The first, Gianni Brera, was a “Gran Padano” from San Zenone al Po. Born in 1919, he was a partisan in the Republic of Ossola from 8 September 1943. The second, Nino Nutrizio, a Dalmatian born in 1911 in Traù – Trogir when it became Croatian – was a prisoner of war in India until 1946. The destinies of Gianni Brera and Nino Nutrizio – possibly Italy’s greatest sports journalists in the twentieth century – were fated to come together in the world of newsprint in Milan as it struggled to return to life after the war. Brera had been into football since he was a boy and in 1945, back from the front, he ended up at the Gazzetta dello Sport. He became its director just a few years later. Nutrizio had been with the Secolo XIX but the events of the war meant that, when he returned to mufti, he had to start again from scratch as a journalist. In 1952 came his great break, when the industrialist Carlo Pesenti made him editor-in-chief of La Notte, Milan’s evening paper. It was to be a resounding success.
Shortly after, in 1956, Gianni Brera took over the sports desk of Il Giorno, and the newspaper’s sales rocketed. The two directors of “the day” – Il Giorno – and “the night” – La Notte – could hardly fail to meet up on the pages of Pirelli magazine, which already in those sparkling 1950s was attracting the finest pens around. Football – a national sport, together with cycling – was naturally the domain of Gianni Brera and Nino Nutrizio.

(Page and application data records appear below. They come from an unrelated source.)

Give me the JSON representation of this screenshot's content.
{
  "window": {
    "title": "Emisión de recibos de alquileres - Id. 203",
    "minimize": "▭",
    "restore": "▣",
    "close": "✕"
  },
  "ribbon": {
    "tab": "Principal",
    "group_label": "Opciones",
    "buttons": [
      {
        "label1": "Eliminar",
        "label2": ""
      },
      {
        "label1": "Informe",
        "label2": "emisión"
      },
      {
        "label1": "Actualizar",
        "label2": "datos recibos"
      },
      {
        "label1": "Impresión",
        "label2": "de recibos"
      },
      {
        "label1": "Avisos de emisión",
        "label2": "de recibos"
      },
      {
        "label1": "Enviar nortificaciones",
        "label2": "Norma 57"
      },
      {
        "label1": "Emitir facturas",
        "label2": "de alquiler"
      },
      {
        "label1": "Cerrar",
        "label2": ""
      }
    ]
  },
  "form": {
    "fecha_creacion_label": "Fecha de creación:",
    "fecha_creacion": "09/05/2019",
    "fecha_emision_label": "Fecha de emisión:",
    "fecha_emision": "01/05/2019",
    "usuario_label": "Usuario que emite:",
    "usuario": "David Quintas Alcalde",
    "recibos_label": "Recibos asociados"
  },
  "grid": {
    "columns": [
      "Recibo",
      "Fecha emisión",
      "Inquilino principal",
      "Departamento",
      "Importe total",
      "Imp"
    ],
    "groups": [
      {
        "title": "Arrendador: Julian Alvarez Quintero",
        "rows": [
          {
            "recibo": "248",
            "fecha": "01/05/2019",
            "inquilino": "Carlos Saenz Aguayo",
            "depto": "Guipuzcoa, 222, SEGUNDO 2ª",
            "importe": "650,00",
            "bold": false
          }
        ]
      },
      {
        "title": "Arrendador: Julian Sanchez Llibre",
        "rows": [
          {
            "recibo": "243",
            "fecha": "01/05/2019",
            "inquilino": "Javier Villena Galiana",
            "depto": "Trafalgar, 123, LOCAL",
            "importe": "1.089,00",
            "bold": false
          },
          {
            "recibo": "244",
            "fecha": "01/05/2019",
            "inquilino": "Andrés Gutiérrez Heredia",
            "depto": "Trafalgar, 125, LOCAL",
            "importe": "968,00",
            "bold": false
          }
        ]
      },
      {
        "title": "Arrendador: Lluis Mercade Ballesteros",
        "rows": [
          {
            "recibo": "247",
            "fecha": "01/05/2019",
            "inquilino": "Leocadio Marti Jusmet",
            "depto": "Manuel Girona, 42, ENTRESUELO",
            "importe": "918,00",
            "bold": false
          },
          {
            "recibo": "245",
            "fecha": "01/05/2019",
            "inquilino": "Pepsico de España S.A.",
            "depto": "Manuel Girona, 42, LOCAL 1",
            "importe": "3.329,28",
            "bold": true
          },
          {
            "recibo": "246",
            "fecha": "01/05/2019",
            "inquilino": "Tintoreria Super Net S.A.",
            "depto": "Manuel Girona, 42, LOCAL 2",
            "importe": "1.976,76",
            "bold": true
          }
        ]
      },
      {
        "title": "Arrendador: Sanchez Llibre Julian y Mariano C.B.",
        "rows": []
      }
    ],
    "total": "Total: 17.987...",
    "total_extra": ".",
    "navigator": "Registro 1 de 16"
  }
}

And, as it still does, it called for the greatest critical powers. Nutrizio never got over the immediate elimination of Italy from the World Cup in Switzerland, in June 1954, nor did he like the fact that the seventeen-year-old Giuseppe Virgili went from Udinese to Fiorentina for the astronomical sum of 60 million lire. In an article entitled “The Sick Millionaire” in no. 4 of 1954, he wrote that everyone in the world of sport – footballers and cyclists, motorcyclists and gymnasts, trainers and directors – was being ruined by the money god, “to earn so much money, so as not to work in the fields or on the shop floor, to have a beautiful house and a beautiful car, to wear beautiful clothes…”. Brera echoed his sentiments a few months later, in January 1955, with “The Tough Life of a Footballer”. “Possibly because it’s been gradually slipping into a gladiatorial struggle and thus into a blatant striving for lucre, Italian sport has not yet found worthy master singers” – the opening words of the article say it all. That same year, in issue no. 6 in December, Nutrizio had it in for defensive football: the notorious close-defence system was “an odious spectacle in at least six out of every nine games each Sunday” and a symptom of a “worrying decline of Italian football”. In his article in January 1957, Nutrizio warned, among other things, that this sort of mentality meant running the risk of not even making it to the World Cup in Sweden just a few months later. History has the story: Italy failed to qualify. The 1958 World Cup was won by Brazil, who beat their hosts, Sweden. Brera, a known aficionado of “Italian-style” defensive football, which Nutrizio detested, was at last able to welcome the transformation of the South Americans from “squandering cicadas” to “ants”, who were careful and cautious in defence. It was a “Metamorphosis”, as Brera’s last article, in issue no. 4 of 1958, was titled.
Brera and Nutrizio were truly two great visionaries of football – one need only re-read their articles in Pirelli magazine to see how relevant their observations still are today.